At first the samples of speeches by Black Power 'radicals' mixed perfectly with the black to tha bone lyrics of fury of the rap artists , as they gave both inspiration and information to a nation of youth who were, as Whitney Houston sang, looking for a hero. For many, the rap artists were serving as temp agents, filling in for Black leaders who were on an extended hiatus. But as time went on it was revealed that Black Leadership had resigned and the temp agents had become full time employees.
'Can we please have a moment of TRUTH ?'
What has become painfully evident is that Hip Hop artists were not meant to be revolutionary leaders. They were merely supposed to supply the hook while Black revolutionaries kicked the powerful verses. The difference between an entertainer and a revolutionary leader is the willingness to give his or her life for the people. To tell a TRUTH so powerful that it will inevitably stir the wrath of a ruthless, unforgiving white supremacist system. As Yeshua, the Black revolutionary Messiah taught us, 'there is no greater love than this, that a man should lay down his life for his friends.' A revolutionary leader must be willing to commit , as the late Huey P Newton would say , ' revolutionary suicide.' Are the conscious rappers willing to commit even revolutionary "career" suicide for the LIBERATION of Afrikan people? The failure of Conscious Hip Hop to consistently serve as a voice of resistance has made many in the Hip Hop community become disillusioned with the art form. And the cries of 'Hip Hop is dead' that was once used to mourn the commercialization of Hip Hop by corporate America is now being used to mourn the ineffectiveness and inconsistences of Conscious Hip Hop.
'Can we please have a moment of PEACE ?'
While the controversy over VH1's reality show Strange Love may seem like an insignificant issue for some, it may very well serve as the final nail in the coffin of Conscious Hip Hop. If the Conscious Hip Hop community cannot even organize to derail a reality show that blatantly destroyed the legacy of the major icon of Conscious rap, Public Enemy, then how can they inspire the people to tackle the bigger issues such as racism, political 'disenfranchisement' or police brutality? Surely, this will have a ripple affect on future CD releases by Conscious Hip Hop artists. Because if you don't have the courage speak out against Strange Love, then what are you going to speak about on your next CD? What is your subject matter going to be about unless you talk about 'racism' and 'white supremacy' in very generic and abstract terms. So for many the state of Conscious Hip Hop is like a cold dark, necropolis of failed attempts and shattered dreams of a musical revolution that never came to pass.
'Can we have a moment for the children ?'
Many ancient theologies and philosophies speak of something having to die in order to live again. One such myth is the story of the Phoenix that burns itself into ashes every 500 years only to be reborn again.
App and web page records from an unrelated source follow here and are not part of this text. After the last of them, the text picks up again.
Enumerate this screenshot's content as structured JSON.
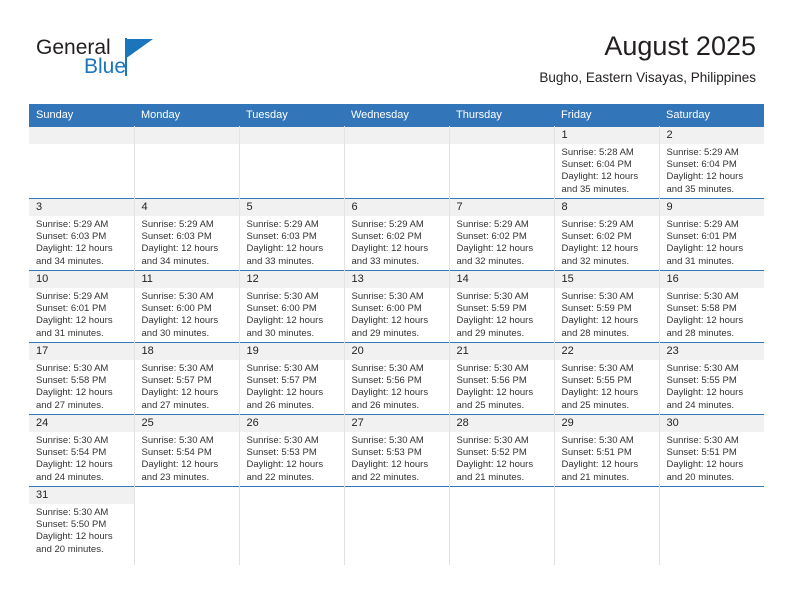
{
  "brand": {
    "name_part1": "General",
    "name_part2": "Blue",
    "logo_icon": "triangle-flag-icon",
    "accent_color": "#1b75bb"
  },
  "header": {
    "title": "August 2025",
    "subtitle": "Bugho, Eastern Visayas, Philippines"
  },
  "theme": {
    "header_row_bg": "#3275b8",
    "daynum_band_bg": "#f1f1f1",
    "grid_line": "#3275b8",
    "text": "#231f20"
  },
  "calendar": {
    "weekday_headers": [
      "Sunday",
      "Monday",
      "Tuesday",
      "Wednesday",
      "Thursday",
      "Friday",
      "Saturday"
    ],
    "weeks": [
      [
        {
          "day": "",
          "empty": true
        },
        {
          "day": "",
          "empty": true
        },
        {
          "day": "",
          "empty": true
        },
        {
          "day": "",
          "empty": true
        },
        {
          "day": "",
          "empty": true
        },
        {
          "day": "1",
          "sunrise": "Sunrise: 5:28 AM",
          "sunset": "Sunset: 6:04 PM",
          "daylight1": "Daylight: 12 hours",
          "daylight2": "and 35 minutes."
        },
        {
          "day": "2",
          "sunrise": "Sunrise: 5:29 AM",
          "sunset": "Sunset: 6:04 PM",
          "daylight1": "Daylight: 12 hours",
          "daylight2": "and 35 minutes."
        }
      ],
      [
        {
          "day": "3",
          "sunrise": "Sunrise: 5:29 AM",
          "sunset": "Sunset: 6:03 PM",
          "daylight1": "Daylight: 12 hours",
          "daylight2": "and 34 minutes."
        },
        {
          "day": "4",
          "sunrise": "Sunrise: 5:29 AM",
          "sunset": "Sunset: 6:03 PM",
          "daylight1": "Daylight: 12 hours",
          "daylight2": "and 34 minutes."
        },
        {
          "day": "5",
          "sunrise": "Sunrise: 5:29 AM",
          "sunset": "Sunset: 6:03 PM",
          "daylight1": "Daylight: 12 hours",
          "daylight2": "and 33 minutes."
        },
        {
          "day": "6",
          "sunrise": "Sunrise: 5:29 AM",
          "sunset": "Sunset: 6:02 PM",
          "daylight1": "Daylight: 12 hours",
          "daylight2": "and 33 minutes."
        },
        {
          "day": "7",
          "sunrise": "Sunrise: 5:29 AM",
          "sunset": "Sunset: 6:02 PM",
          "daylight1": "Daylight: 12 hours",
          "daylight2": "and 32 minutes."
        },
        {
          "day": "8",
          "sunrise": "Sunrise: 5:29 AM",
          "sunset": "Sunset: 6:02 PM",
          "daylight1": "Daylight: 12 hours",
          "daylight2": "and 32 minutes."
        },
        {
          "day": "9",
          "sunrise": "Sunrise: 5:29 AM",
          "sunset": "Sunset: 6:01 PM",
          "daylight1": "Daylight: 12 hours",
          "daylight2": "and 31 minutes."
        }
      ],
      [
        {
          "day": "10",
          "sunrise": "Sunrise: 5:29 AM",
          "sunset": "Sunset: 6:01 PM",
          "daylight1": "Daylight: 12 hours",
          "daylight2": "and 31 minutes."
        },
        {
          "day": "11",
          "sunrise": "Sunrise: 5:30 AM",
          "sunset": "Sunset: 6:00 PM",
          "daylight1": "Daylight: 12 hours",
          "daylight2": "and 30 minutes."
        },
        {
          "day": "12",
          "sunrise": "Sunrise: 5:30 AM",
          "sunset": "Sunset: 6:00 PM",
          "daylight1": "Daylight: 12 hours",
          "daylight2": "and 30 minutes."
        },
        {
          "day": "13",
          "sunrise": "Sunrise: 5:30 AM",
          "sunset": "Sunset: 6:00 PM",
          "daylight1": "Daylight: 12 hours",
          "daylight2": "and 29 minutes."
        },
        {
          "day": "14",
          "sunrise": "Sunrise: 5:30 AM",
          "sunset": "Sunset: 5:59 PM",
          "daylight1": "Daylight: 12 hours",
          "daylight2": "and 29 minutes."
        },
        {
          "day": "15",
          "sunrise": "Sunrise: 5:30 AM",
          "sunset": "Sunset: 5:59 PM",
          "daylight1": "Daylight: 12 hours",
          "daylight2": "and 28 minutes."
        },
        {
          "day": "16",
          "sunrise": "Sunrise: 5:30 AM",
          "sunset": "Sunset: 5:58 PM",
          "daylight1": "Daylight: 12 hours",
          "daylight2": "and 28 minutes."
        }
      ],
      [
        {
          "day": "17",
          "sunrise": "Sunrise: 5:30 AM",
          "sunset": "Sunset: 5:58 PM",
          "daylight1": "Daylight: 12 hours",
          "daylight2": "and 27 minutes."
        },
        {
          "day": "18",
          "sunrise": "Sunrise: 5:30 AM",
          "sunset": "Sunset: 5:57 PM",
          "daylight1": "Daylight: 12 hours",
          "daylight2": "and 27 minutes."
        },
        {
          "day": "19",
          "sunrise": "Sunrise: 5:30 AM",
          "sunset": "Sunset: 5:57 PM",
          "daylight1": "Daylight: 12 hours",
          "daylight2": "and 26 minutes."
        },
        {
          "day": "20",
          "sunrise": "Sunrise: 5:30 AM",
          "sunset": "Sunset: 5:56 PM",
          "daylight1": "Daylight: 12 hours",
          "daylight2": "and 26 minutes."
        },
        {
          "day": "21",
          "sunrise": "Sunrise: 5:30 AM",
          "sunset": "Sunset: 5:56 PM",
          "daylight1": "Daylight: 12 hours",
          "daylight2": "and 25 minutes."
        },
        {
          "day": "22",
          "sunrise": "Sunrise: 5:30 AM",
          "sunset": "Sunset: 5:55 PM",
          "daylight1": "Daylight: 12 hours",
          "daylight2": "and 25 minutes."
        },
        {
          "day": "23",
          "sunrise": "Sunrise: 5:30 AM",
          "sunset": "Sunset: 5:55 PM",
          "daylight1": "Daylight: 12 hours",
          "daylight2": "and 24 minutes."
        }
      ],
      [
        {
          "day": "24",
          "sunrise": "Sunrise: 5:30 AM",
          "sunset": "Sunset: 5:54 PM",
          "daylight1": "Daylight: 12 hours",
          "daylight2": "and 24 minutes."
        },
        {
          "day": "25",
          "sunrise": "Sunrise: 5:30 AM",
          "sunset": "Sunset: 5:54 PM",
          "daylight1": "Daylight: 12 hours",
          "daylight2": "and 23 minutes."
        },
        {
          "day": "26",
          "sunrise": "Sunrise: 5:30 AM",
          "sunset": "Sunset: 5:53 PM",
          "daylight1": "Daylight: 12 hours",
          "daylight2": "and 22 minutes."
        },
        {
          "day": "27",
          "sunrise": "Sunrise: 5:30 AM",
          "sunset": "Sunset: 5:53 PM",
          "daylight1": "Daylight: 12 hours",
          "daylight2": "and 22 minutes."
        },
        {
          "day": "28",
          "sunrise": "Sunrise: 5:30 AM",
          "sunset": "Sunset: 5:52 PM",
          "daylight1": "Daylight: 12 hours",
          "daylight2": "and 21 minutes."
        },
        {
          "day": "29",
          "sunrise": "Sunrise: 5:30 AM",
          "sunset": "Sunset: 5:51 PM",
          "daylight1": "Daylight: 12 hours",
          "daylight2": "and 21 minutes."
        },
        {
          "day": "30",
          "sunrise": "Sunrise: 5:30 AM",
          "sunset": "Sunset: 5:51 PM",
          "daylight1": "Daylight: 12 hours",
          "daylight2": "and 20 minutes."
        }
      ],
      [
        {
          "day": "31",
          "sunrise": "Sunrise: 5:30 AM",
          "sunset": "Sunset: 5:50 PM",
          "daylight1": "Daylight: 12 hours",
          "daylight2": "and 20 minutes."
        },
        {
          "day": "",
          "empty": true,
          "blank": true
        },
        {
          "day": "",
          "empty": true,
          "blank": true
        },
        {
          "day": "",
          "empty": true,
          "blank": true
        },
        {
          "day": "",
          "empty": true,
          "blank": true
        },
        {
          "day": "",
          "empty": true,
          "blank": true
        },
        {
          "day": "",
          "empty": true,
          "blank": true
        }
      ]
    ]
  }
}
So as we mourn the death of Conscious Hip Hop, we also look forward to its rebirth. We look forward to a Conscious Hip Hop that will partner with Afrikan revolutionary leadership to not only capture the imagination of the people but will also bring about revolutionary change. We look forward to the day when members of the Afrikan Power Movement and Hip Hop Nation hold joint summits that will serve as more than music networking sessions. We look forward to the day when Conscious Hip Hop artists will feature Afrocentric scholars on their CD's and mixtapes and the day when Afrocentric Scholars will allow Hip Hop artists to warm the crowd up for them at conferences before they drop some science on the masses. We look foward to the Hip Hop Resurrection Movement that must happen.
But as for now, Conscious Hip Hop is dead. So, can we please have a moment to mourn.......Amen.